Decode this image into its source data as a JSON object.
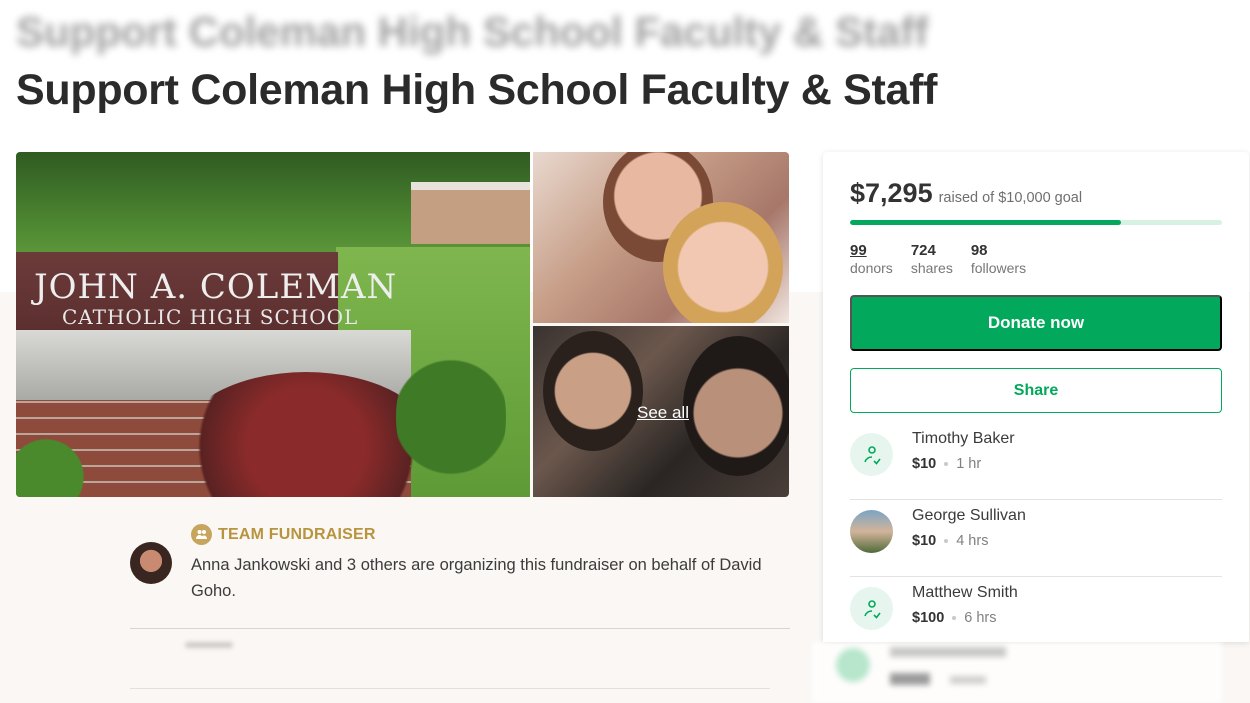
{
  "page": {
    "title_blurred": "Support Coleman High School Faculty & Staff",
    "title": "Support Coleman High School Faculty & Staff"
  },
  "gallery": {
    "sign_line1": "JOHN A. COLEMAN",
    "sign_line2": "CATHOLIC HIGH SCHOOL",
    "see_all": "See all"
  },
  "organizer": {
    "badge": "TEAM FUNDRAISER",
    "description": "Anna Jankowski and 3 others are organizing this fundraiser on behalf of David Goho."
  },
  "donation_panel": {
    "raised_amount": "$7,295",
    "raised_text": "raised of $10,000 goal",
    "progress_fraction": 0.7295,
    "stats": [
      {
        "num": "99",
        "label": "donors"
      },
      {
        "num": "724",
        "label": "shares"
      },
      {
        "num": "98",
        "label": "followers"
      }
    ],
    "donate_label": "Donate now",
    "share_label": "Share",
    "donors": [
      {
        "name": "Timothy Baker",
        "amount": "$10",
        "time": "1 hr",
        "avatar": "heart-hand-icon"
      },
      {
        "name": "George Sullivan",
        "amount": "$10",
        "time": "4 hrs",
        "avatar": "photo"
      },
      {
        "name": "Matthew Smith",
        "amount": "$100",
        "time": "6 hrs",
        "avatar": "heart-hand-icon"
      }
    ]
  },
  "colors": {
    "accent_green": "#02a95c",
    "team_gold": "#b8943f"
  }
}
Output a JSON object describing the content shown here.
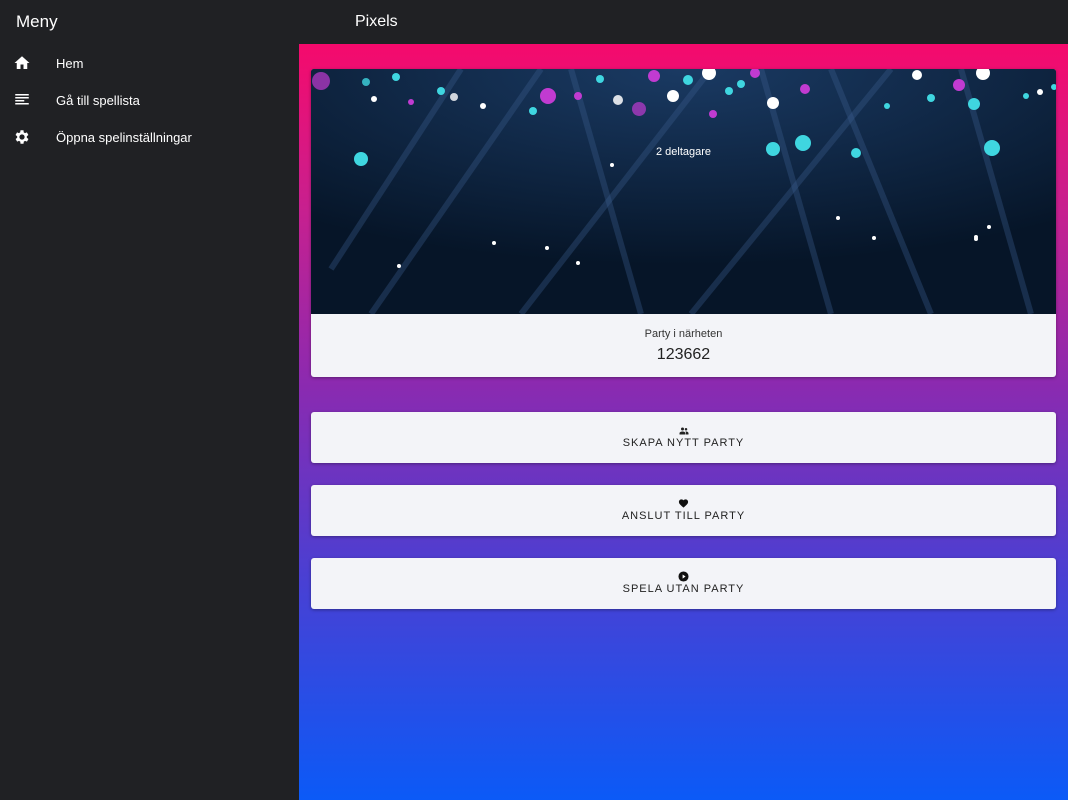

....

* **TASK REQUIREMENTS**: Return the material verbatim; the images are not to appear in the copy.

* **OUTPUT OF THE TASK**:
Decode this image into its source data as a JSON object.
{
  "page": {
    "title_blurred": "Support Coleman High School Faculty & Staff",
    "title": "Support Coleman High School Faculty & Staff"
  },
  "gallery": {
    "sign_line1": "JOHN A. COLEMAN",
    "sign_line2": "CATHOLIC HIGH SCHOOL",
    "see_all": "See all"
  },
  "organizer": {
    "badge": "TEAM FUNDRAISER",
    "description": "Anna Jankowski and 3 others are organizing this fundraiser on behalf of David Goho."
  },
  "donation_panel": {
    "raised_amount": "$7,295",
    "raised_text": "raised of $10,000 goal",
    "progress_fraction": 0.7295,
    "stats": [
      {
        "num": "99",
        "label": "donors"
      },
      {
        "num": "724",
        "label": "shares"
      },
      {
        "num": "98",
        "label": "followers"
      }
    ],
    "donate_label": "Donate now",
    "share_label": "Share",
    "donors": [
      {
        "name": "Timothy Baker",
        "amount": "$10",
        "time": "1 hr",
        "avatar": "heart-hand-icon"
      },
      {
        "name": "George Sullivan",
        "amount": "$10",
        "time": "4 hrs",
        "avatar": "photo"
      },
      {
        "name": "Matthew Smith",
        "amount": "$100",
        "time": "6 hrs",
        "avatar": "heart-hand-icon"
      }
    ]
  },
  "colors": {
    "accent_green": "#02a95c",
    "team_gold": "#b8943f"
  }
}
Output a JSON object describing the content shown here.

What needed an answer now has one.